What is the cross section of an artery?

What is the cross section of an artery?

Cross-section of an artery showing inner, middle, and outer layers. The intima is a layer of endothelial cells and connective tissue which covers the luminal surface of the arteries. The media consists of connective tissue (tissue full of collagen, elastin, and other elastic fibers) and smooth muscle cells.

How can you tell if a vessel is an artery or a vein by looking at a cross section?

Artery: Transverse Cross Section Arteries are more muscular and have smaller, rounder lumens (internal spaces) than veins. The artery lumen has a wavy endothelium, or inner lining, due to the configuration of elastic tissue beneath it.

Who is thick artery or vein?

Arteries experience a pressure wave as blood is pumped from the heart. This can be felt as a “pulse.” Because of this pressure the walls of arteries are much thicker than those of veins.

What are the layers of artery?

The wall of an artery consists of three layers. The innermost layer, the tunica intima (also called tunica interna), is simple squamous epithelium surrounded by a connective tissue basement membrane with elastic fibers. The middle layer, the tunica media, is primarily smooth muscle and is usually the thickest layer.

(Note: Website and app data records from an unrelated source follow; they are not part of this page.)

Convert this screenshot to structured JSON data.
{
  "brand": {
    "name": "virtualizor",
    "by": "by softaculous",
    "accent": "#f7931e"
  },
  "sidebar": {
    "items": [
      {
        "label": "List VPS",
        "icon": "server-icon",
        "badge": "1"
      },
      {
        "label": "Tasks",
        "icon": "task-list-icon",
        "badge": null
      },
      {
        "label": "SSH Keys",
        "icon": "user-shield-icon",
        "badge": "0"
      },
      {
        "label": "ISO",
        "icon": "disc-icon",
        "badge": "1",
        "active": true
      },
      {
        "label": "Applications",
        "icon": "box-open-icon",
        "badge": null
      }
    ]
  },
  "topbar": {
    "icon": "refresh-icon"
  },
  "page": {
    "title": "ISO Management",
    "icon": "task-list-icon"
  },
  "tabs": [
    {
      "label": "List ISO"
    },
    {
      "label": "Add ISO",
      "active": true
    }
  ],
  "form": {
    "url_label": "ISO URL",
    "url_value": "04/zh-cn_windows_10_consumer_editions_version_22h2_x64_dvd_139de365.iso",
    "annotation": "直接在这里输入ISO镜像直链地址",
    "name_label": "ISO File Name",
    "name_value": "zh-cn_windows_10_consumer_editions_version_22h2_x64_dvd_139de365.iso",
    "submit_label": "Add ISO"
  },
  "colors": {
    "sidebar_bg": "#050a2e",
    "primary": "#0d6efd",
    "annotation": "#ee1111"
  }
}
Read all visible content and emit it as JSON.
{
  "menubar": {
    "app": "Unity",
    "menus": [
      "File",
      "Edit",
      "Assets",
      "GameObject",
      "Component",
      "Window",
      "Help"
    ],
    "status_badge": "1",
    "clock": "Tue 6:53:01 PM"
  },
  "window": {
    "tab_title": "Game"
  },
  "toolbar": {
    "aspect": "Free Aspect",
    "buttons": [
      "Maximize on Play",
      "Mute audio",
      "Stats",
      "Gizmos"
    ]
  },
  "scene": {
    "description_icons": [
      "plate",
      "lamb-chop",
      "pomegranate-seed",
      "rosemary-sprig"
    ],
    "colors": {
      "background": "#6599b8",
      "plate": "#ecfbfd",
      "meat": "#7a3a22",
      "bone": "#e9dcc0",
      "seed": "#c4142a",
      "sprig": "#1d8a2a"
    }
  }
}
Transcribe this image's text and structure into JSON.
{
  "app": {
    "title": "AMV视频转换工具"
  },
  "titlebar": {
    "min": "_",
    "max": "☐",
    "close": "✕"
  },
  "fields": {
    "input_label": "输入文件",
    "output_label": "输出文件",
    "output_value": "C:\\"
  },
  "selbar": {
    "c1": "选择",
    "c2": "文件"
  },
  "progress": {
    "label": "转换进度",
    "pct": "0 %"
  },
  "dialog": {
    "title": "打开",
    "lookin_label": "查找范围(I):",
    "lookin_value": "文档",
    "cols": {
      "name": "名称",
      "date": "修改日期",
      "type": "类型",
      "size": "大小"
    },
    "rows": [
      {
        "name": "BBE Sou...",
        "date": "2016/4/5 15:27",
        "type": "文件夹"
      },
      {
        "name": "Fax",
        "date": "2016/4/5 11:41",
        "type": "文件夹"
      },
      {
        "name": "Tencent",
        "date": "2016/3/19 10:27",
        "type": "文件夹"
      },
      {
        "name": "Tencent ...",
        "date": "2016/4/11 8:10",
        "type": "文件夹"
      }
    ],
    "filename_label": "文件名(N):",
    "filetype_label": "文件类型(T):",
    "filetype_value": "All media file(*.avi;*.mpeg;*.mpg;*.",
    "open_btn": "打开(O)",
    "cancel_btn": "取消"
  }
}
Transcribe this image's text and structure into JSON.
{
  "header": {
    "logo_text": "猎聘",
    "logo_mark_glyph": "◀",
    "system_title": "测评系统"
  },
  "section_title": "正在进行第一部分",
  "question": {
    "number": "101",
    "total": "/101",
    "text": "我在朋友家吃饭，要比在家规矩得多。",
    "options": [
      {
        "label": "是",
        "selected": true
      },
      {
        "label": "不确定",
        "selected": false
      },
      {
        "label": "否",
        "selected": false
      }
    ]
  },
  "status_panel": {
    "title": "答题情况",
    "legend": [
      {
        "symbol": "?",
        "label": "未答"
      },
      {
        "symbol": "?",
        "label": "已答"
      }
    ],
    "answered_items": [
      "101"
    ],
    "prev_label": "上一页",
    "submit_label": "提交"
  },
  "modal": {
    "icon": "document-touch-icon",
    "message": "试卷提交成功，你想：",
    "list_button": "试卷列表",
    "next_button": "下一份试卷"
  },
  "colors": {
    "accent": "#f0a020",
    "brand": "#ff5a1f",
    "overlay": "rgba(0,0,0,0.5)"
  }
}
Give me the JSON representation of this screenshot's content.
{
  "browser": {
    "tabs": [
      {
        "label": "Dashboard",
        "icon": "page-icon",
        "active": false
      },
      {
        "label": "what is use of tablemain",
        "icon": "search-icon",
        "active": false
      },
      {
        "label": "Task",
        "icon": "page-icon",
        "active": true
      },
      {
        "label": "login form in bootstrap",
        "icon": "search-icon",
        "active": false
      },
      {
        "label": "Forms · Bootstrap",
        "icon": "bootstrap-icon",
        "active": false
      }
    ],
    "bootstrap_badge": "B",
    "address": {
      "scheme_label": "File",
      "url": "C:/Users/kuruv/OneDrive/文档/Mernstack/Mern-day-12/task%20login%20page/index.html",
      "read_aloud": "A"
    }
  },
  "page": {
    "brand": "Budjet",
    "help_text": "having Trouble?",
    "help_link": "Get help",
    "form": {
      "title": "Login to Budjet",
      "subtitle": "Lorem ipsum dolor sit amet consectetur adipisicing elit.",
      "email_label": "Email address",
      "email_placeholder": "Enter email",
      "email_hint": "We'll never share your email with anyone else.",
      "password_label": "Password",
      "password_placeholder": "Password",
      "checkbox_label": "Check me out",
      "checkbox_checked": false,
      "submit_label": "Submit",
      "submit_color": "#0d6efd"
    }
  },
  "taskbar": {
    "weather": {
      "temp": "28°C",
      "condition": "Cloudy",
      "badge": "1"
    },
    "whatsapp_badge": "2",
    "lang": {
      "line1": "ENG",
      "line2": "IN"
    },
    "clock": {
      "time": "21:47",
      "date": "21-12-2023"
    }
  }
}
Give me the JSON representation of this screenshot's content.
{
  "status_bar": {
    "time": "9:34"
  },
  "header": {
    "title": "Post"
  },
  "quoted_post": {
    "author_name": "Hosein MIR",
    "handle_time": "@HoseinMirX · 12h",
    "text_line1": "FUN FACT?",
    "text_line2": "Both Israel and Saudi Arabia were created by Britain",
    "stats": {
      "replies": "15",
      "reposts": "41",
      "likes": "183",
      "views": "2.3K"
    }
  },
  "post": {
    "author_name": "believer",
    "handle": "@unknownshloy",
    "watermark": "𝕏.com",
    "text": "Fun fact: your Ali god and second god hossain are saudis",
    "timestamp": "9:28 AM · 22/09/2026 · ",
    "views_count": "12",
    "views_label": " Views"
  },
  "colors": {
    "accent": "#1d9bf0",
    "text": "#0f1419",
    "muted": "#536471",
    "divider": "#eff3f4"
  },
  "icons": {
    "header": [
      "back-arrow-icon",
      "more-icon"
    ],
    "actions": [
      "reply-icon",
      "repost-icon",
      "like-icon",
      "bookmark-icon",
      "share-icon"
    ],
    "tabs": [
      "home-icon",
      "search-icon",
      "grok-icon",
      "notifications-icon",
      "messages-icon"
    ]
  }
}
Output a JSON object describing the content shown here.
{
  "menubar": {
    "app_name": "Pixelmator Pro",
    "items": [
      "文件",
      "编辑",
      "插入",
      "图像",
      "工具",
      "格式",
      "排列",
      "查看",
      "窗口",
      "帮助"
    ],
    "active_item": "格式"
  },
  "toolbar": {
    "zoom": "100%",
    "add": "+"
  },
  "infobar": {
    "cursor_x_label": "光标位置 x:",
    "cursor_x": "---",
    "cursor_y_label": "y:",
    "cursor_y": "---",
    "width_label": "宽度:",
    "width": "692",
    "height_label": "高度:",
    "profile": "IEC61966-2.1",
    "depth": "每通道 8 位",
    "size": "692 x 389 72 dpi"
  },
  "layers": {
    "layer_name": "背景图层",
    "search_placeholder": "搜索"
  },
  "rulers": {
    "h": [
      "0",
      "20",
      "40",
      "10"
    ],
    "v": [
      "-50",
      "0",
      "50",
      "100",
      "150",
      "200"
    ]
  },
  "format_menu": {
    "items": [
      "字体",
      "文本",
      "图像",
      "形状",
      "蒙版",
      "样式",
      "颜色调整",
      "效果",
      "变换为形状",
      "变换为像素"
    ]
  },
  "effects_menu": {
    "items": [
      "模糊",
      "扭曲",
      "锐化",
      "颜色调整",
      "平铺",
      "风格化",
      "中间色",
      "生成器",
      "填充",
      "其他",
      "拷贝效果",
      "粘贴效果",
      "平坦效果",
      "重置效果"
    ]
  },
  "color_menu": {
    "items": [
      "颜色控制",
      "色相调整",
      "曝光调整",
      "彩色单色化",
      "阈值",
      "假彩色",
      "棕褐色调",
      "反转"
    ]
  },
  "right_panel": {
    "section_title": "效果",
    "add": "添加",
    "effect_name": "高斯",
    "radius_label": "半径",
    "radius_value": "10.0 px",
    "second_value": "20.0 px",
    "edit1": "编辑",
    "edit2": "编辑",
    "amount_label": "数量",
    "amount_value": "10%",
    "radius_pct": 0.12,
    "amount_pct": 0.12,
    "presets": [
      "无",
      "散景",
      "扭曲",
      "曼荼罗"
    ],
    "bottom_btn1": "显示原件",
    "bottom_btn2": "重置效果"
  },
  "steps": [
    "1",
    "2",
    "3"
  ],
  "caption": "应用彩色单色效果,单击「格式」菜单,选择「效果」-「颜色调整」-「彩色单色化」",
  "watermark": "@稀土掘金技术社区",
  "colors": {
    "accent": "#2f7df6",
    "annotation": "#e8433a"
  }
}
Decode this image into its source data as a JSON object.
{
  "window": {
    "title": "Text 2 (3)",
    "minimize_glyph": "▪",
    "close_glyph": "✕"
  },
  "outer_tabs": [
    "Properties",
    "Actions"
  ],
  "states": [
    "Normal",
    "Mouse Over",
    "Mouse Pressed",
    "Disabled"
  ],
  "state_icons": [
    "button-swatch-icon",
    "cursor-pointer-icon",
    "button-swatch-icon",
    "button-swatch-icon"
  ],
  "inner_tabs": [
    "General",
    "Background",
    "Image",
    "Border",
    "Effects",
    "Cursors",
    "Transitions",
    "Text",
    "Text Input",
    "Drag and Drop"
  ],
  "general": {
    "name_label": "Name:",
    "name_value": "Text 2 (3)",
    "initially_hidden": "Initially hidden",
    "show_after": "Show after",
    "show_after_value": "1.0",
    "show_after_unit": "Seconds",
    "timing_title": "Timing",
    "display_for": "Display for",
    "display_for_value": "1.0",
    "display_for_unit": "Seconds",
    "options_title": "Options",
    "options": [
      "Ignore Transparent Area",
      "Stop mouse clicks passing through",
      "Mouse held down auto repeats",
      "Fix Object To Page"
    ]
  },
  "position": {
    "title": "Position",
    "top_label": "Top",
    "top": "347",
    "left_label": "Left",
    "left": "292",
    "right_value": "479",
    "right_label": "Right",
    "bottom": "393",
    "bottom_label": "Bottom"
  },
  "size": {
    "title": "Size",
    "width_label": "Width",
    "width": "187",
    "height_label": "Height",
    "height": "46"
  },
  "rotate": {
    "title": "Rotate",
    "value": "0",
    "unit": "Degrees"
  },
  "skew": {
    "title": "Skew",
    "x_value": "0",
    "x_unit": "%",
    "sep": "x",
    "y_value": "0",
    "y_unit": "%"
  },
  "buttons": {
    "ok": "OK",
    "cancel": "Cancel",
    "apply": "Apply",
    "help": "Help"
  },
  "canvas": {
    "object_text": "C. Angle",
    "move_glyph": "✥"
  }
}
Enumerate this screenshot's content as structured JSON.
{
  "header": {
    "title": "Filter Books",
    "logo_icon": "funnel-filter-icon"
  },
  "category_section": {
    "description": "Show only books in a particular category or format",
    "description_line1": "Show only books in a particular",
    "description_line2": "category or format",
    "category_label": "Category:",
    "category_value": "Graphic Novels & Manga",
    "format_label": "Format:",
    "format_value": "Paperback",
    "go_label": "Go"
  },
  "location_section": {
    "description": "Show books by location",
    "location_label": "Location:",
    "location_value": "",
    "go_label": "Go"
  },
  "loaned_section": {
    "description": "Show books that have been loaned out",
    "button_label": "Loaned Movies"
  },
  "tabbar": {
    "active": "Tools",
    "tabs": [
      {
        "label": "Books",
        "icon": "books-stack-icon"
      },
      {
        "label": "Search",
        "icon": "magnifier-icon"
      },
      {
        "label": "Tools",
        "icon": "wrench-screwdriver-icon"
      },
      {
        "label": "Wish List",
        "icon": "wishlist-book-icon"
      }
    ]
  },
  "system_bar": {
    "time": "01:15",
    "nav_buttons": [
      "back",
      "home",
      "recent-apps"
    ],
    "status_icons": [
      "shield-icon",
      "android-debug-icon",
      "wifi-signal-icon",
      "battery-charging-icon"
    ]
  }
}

How thick are arteries?

The diameter of muscular arteries typically ranges from 0.1 mm to 10 mm. Their thick tunica media allows muscular arteries to play a leading role in vasoconstriction. In contrast, their decreased quantity of elastic fibers limits their ability to expand.

How can you tell an artery from a vein?

Arteries = high pressure, veins = low pressure. If you cut yourself and an artery is bleeding, it squirts a long way and it will have a pulse. If a vein is bleeding, the sight of it will still be disturbing, but it will not be pulsatile and it will be low pressure.

What vein carries deoxygenated?

pulmonary artery
The superior vena cava and inferior vena cava are veins that return deoxygenated blood from circulation in the body and empty it into the right atrium. The pulmonary artery carries deoxygenated blood from the right ventricle into the lungs for oxygenation.

Why does the artery have thick walls?

Arteries and arterioles have relatively thick muscular walls because blood pressure in them is high and because they must adjust their diameter to maintain blood pressure and to control blood flow.

Where does the artery carry blood?

The arteries (red) carry oxygen and nutrients away from your heart, to your body’s tissues. The veins (blue) take oxygen-poor blood back to the heart. Arteries begin with the aorta, the large artery leaving the heart. They carry oxygen-rich blood away from the heart to all of the body’s tissues.

Why is the vein blue?

Blue light has a short wavelength (about 475 nanometres), and is scattered or deflected much more easily than red light. Because it’s easily scattered it doesn’t penetrate so far into the skin (only a fraction of a millimetre). This means your veins will appear blue compared to the rest of your skin.

What size is an artery?

The larger arteries (>10 mm diameter) are generally elastic and the smaller ones (0.1–10 mm) tend to be muscular. Systemic arteries deliver blood to the arterioles, and then to the capillaries, where nutrients and gases are exchanged.

Where are the blood vessels located in a cross section?

The neurovasculature of the arm lies medially in this cross section. Moving medially away from the humerus one can see the brachial artery, brachial vein, basilic vein, median nerve and ulnar nerve. The blood vessels are easier to spot than nerves due to their larger diameter. The radial nerve is located posterolateral to the humerus.

What makes up the lining of an artery?

Lining the core of each is a thin layer of endothelium, and covering each is a sheath of connective tissue, but an artery has thick intermediate layers of elastic and muscular fiber while in the vein, these are much thinner and less developed.

How are cardiac fibers cut in cross section?

In these slides, the bundle fibers are cut in cross section and they are similar in size and staining to that of normal cardiac muscle fibers, although in some of your sections the fibers may more closely resemble Purkinje fibers (which is what they are).

Which is the anterior landmark of the cross sectional?

This cross-section has the exact same orientation as the previous one. The posterior landmark is provided by the second cervical vertebra (axis) while the anterior one is provided by the tongue. However, there are quite a few differences between them.